• **Problem description**: Please copy every line below that contains the string "Ctrl".

[Web page and app entries]
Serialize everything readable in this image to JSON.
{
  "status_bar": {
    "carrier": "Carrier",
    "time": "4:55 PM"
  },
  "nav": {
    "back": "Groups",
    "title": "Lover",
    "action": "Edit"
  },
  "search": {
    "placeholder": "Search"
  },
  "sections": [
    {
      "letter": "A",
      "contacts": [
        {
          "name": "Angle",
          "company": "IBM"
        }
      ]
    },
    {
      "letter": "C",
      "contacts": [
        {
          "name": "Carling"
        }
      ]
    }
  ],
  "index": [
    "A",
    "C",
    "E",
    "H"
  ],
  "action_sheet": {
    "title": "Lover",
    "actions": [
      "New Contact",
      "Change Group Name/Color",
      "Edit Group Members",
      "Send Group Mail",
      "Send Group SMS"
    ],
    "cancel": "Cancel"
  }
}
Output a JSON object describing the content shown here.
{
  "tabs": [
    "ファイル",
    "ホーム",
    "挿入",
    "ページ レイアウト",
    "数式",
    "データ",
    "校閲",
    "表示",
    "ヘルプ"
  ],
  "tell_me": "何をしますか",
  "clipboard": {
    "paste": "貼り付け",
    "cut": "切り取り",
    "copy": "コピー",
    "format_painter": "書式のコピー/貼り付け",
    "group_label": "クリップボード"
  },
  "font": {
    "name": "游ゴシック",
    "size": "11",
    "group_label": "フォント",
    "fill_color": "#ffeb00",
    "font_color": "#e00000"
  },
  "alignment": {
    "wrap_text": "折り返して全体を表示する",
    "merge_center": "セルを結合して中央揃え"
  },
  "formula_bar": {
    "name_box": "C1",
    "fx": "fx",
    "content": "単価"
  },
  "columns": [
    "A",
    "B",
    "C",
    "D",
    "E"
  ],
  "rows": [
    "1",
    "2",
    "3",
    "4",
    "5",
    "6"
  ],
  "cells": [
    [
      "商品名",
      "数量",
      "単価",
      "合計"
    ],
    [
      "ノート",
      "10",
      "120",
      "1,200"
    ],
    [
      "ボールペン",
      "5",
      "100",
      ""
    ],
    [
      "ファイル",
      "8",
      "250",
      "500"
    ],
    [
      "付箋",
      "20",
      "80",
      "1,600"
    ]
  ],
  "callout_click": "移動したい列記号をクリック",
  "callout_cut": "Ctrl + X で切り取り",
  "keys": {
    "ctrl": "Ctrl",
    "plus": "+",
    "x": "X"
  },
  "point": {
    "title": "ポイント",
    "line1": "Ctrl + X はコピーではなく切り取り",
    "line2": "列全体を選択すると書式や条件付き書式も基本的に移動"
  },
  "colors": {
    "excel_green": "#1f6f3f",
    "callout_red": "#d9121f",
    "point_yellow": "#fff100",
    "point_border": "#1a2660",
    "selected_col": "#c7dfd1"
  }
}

• **Task response**:
  "callout_cut": "Ctrl + X で切り取り",
    "ctrl": "Ctrl",
    "line1": "Ctrl + X はコピーではなく切り取り",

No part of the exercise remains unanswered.